Wednesday we spent seeing Kew Gardens (more properly, the Royal Botanical Gardens at Kew), which I hadn’t been able to see last year, either. While I was taking pictures, my disk ran out of space. Not a problem, I had a spare which I had found when I was packing. What I did not notice was that the spare only had 32 megabytes on it (where did that come from?) I wasn’t able to buy a new one until the next day, so I only got 60 or so pictures from Kew. (I may not be good, but I’m prolific.) That night we went to Chan’s favorite Korean restaurant.

The next day we started at the London Aquarium, then went to Chinatown followed by some shopping at Liberty of London and Selfridges. We only window shopped at Liberty (does anyone really pay 150 pounds for a souvenir Olympic scarf?), but I bought some Christmas ornaments at Selfridge’s. Usually my souvenir shopping consists of buying Christmas ornaments since then I never get home and ask “What am I going to do with this stuff?” We had afternoon tea at the original Bea’s. I could get used to afternoon tea.

Chan was going to stay on a few days with friends of hers in London, but she got a message she was needed back in Leeds to sign for a package, so had to take the bus back. Meantime, we had plans for the weekend with Neal, taking a train to Cornwall.
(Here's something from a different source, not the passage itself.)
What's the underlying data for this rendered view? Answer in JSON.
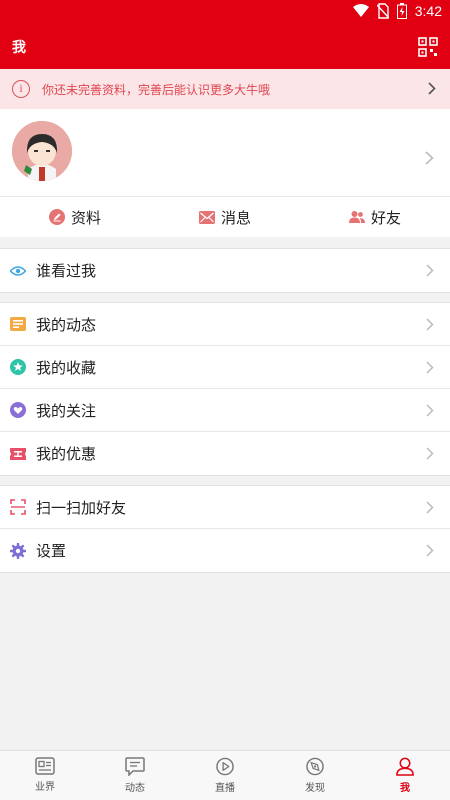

Along the river tour

Along the river tour

Waterloo Bridge, also known as "the ladies' bridge" because it was built by women workers during WWII

Tower Bridge

Paralympic Logo 

Sculpture at Kew

At the Aquarium

At the Aquarium





View from the top of the bus

John has his own street.

Neal has his own street. I do not have my own street.